Earlier this year, our Intro to Leadership teachers put together a very well attended Recognition Breakfast for our staff and students. Each staff member could invite one student who they felt was deserving of the honor. I left the criteria somewhat vague, although I did push for the students who may not always be selected and recognized by their peers and school for their positive efforts. We called it the Pawsitive Breakfast; after all, we are the Union Tigers.
This past weekend, I received a very timely and warm email from a parent where I was reminded of why we make these extra efforts to give every student a chance to be recognized. Despite amazing efforts by our staff in and out of the classrooms to support all students, there are always more opportunities to recognize those students who often fly slightly under the radar at our schools.
Here is the email:
Last night at the dinner table (our student) enthusiastically shared with us what he is learning in Journalism. It seems he's quite passionate about Photo Shop. The fact is, it's the first time we have heard him excited about anything school related!
You see, (our student) loves beauty and he loves design. He's probably the only (middle school) boy I know who snaps pictures of everything he sees as breathtaking. Clouds, trees, anything outdoors.
He's also gifted verbally and has quite a knack for arguing. He's extremely empathetic towards people and animals. He has trouble sleeping if we passed a homeless person without giving him food from our car supply of goods. He's a negotiator - not just for personal gain - but loves to help resolve conflicts between people. His infectious enthusiasm and leadership is a delight to many. Enduring, overcoming and continuing to battle the anxiety he has endured has taken more resolve than most adults would be able to handle.
Sadly there's no award for those things at school. Instead he continues to compare himself to his sister and friends who happen have strengths in math, science and language arts, the subjects regarded as markers of intelligence and a prosperous future in our school system.
This article really struck a chord with me. This is more of an observation than an actual request for anything.
Please note as well that in my gut I believe that you are doing everything, within your restricted system, to discover and celebrate the various gifts of all of your students.

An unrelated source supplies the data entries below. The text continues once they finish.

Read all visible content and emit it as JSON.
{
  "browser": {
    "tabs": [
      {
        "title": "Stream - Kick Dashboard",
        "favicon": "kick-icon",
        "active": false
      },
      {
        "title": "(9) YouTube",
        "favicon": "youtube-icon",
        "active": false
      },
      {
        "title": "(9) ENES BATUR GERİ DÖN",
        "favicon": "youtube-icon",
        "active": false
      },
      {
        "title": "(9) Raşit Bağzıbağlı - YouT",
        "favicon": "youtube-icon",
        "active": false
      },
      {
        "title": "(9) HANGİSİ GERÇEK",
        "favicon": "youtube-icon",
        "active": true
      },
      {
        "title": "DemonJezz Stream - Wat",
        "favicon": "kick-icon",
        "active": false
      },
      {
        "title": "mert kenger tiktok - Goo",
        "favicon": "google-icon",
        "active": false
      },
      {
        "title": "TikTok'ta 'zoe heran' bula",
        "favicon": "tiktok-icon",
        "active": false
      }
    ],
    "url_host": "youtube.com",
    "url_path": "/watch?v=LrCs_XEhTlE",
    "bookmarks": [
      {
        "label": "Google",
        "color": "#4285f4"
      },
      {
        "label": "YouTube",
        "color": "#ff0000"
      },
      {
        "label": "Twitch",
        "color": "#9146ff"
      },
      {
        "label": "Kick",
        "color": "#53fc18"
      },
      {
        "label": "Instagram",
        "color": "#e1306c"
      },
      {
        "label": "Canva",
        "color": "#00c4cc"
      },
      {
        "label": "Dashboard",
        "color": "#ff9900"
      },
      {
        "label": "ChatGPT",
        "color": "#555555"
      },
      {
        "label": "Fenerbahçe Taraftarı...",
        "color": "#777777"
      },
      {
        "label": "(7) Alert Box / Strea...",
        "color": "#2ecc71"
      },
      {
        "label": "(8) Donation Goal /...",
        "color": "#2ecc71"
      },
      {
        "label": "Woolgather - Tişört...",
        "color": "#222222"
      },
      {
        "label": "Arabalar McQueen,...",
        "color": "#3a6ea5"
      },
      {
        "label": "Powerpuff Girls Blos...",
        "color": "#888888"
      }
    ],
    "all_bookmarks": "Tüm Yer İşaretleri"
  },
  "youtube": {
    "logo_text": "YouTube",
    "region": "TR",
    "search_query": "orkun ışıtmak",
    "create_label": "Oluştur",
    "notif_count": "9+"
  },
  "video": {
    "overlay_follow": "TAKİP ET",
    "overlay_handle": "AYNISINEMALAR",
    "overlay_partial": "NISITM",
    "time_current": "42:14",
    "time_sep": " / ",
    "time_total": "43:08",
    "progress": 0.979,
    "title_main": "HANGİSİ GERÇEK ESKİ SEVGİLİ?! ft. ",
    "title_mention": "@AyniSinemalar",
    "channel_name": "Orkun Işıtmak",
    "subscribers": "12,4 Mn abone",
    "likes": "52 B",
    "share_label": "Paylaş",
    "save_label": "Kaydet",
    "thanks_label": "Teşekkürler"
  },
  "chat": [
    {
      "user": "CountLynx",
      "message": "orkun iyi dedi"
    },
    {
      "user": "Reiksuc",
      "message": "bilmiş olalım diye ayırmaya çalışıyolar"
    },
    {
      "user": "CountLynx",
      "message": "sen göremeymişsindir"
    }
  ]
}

I'm like (my student), or maybe (my student) is like me, always rooting for the underdog, gravitating towards the students who are quiet, awkward, not so popular in this culture. Recently he's stood up twice for kids who were made fun of - a boy with a back brace and a lonely boy who sits by the gym everyday.
As a parent, this carries more weight to me than the good grade. I'm confident (my student) will find his way and we will encourage and support him on his journey that will probably not be "traditional". If I could wave a magic wand, I just wish the school, in general, was a place where all teachers and staff celebrated and recognized the quiet gifts of the other half.
Thank you for recognizing and taking action when you let (our student) pick an elective. You have always been his advocate and gone above and beyond for him. You are great at what you do.
Have a great weekend.
What this parent did not know is that I tested out Google Forms with my staff last Wednesday. One of the questions on the Google Form was "what student has impressed you the most this year?" As I scrolled through all of the responses, I was impressed that the above parent's son was mentioned by a staff member as having impressed them the most throughout the year. Truthfully, he is a worthy candidate. We do have staff members who recognize these students; the goal is to make sure our students hear our voices of support and approval.
All of our students have strengths. They are all "gifted & talented" whether it be socially, athletically, academically, emotionally, or otherwise. Sometimes, the focus in middle school is solely on academics; other times, especially in our high schools, our athletes receive a disproportionate amount of attention and recognition. The strong push to being academically college ready ignores the skills our students will need when they're at college, living alone, and interacting with other 18-22 year-old student of varied backgrounds.
Thus, my goal: let's find ways to realize the awesomeness in all of our students. Yes, the education setting can be a "restrictive system" at times, but this doesn't mean we can't create opportunities to celebrate and recognize the varied gifts of all our students. Build a master schedule that includes electives like Journalism where all students can be successful. Don't wait for the next Pawsitive Assembly to celebrate the gifts of your students, whether it be singing, sharing, or even Photoshop. I guarantee that you will be impressed.